Autocomplete results often feel like something spammers have been gaming for kicks, anyway. There are some truly bizarre ones that I can't imagine are a common search, but are probably someone's idea of funny.
Since autocomplete can be gamed, a spammer could easily start a defamatory rumor about a public figure. I don't blame the court for expecting Google to fix that "when it's brought to their attention." Surely that's not unreasonable.

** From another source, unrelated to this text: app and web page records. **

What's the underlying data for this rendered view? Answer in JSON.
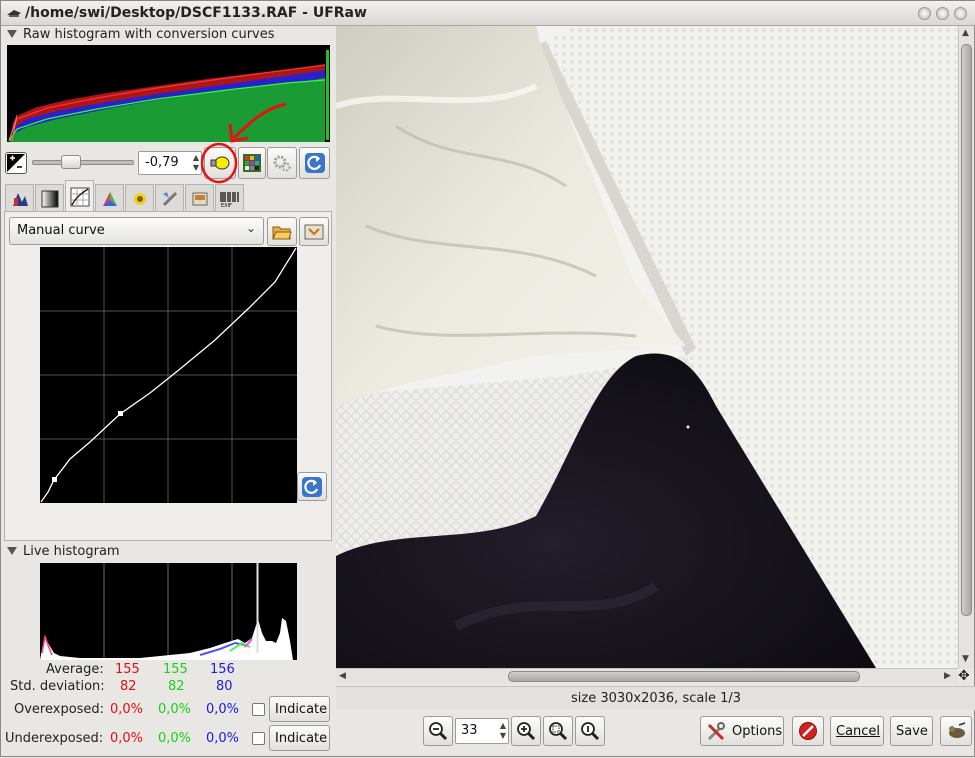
{
  "window": {
    "title": "/home/swi/Desktop/DSCF1133.RAF - UFRaw"
  },
  "raw_histogram": {
    "header": "Raw histogram with conversion curves"
  },
  "exposure": {
    "value": "-0,79",
    "slider_fraction": 0.38
  },
  "curve": {
    "preset": "Manual curve"
  },
  "live_histogram": {
    "header": "Live histogram",
    "average_label": "Average:",
    "std_label": "Std. deviation:",
    "over_label": "Overexposed:",
    "under_label": "Underexposed:",
    "average": {
      "r": "155",
      "g": "155",
      "b": "156"
    },
    "std": {
      "r": "82",
      "g": "82",
      "b": "80"
    },
    "over": {
      "r": "0,0%",
      "g": "0,0%",
      "b": "0,0%"
    },
    "under": {
      "r": "0,0%",
      "g": "0,0%",
      "b": "0,0%"
    },
    "indicate_label": "Indicate"
  },
  "preview": {
    "status": "size 3030x2036, scale 1/3",
    "zoom_value": "33"
  },
  "actions": {
    "options": "Options",
    "cancel": "Cancel",
    "save": "Save"
  },
  "colors": {
    "red": "#e01010",
    "green": "#19d019",
    "blue": "#1a1ae0",
    "annotation": "#e81010"
  }
}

The courts are increasingly expecting Google to add some human oversight to the SERPs, and I take it Google resists this because it doesn't scale - humans can only check so much so quickly. While I get their position, it's just not practical - especially for a de facto monopoly that gets held to a higher standard than smaller companies.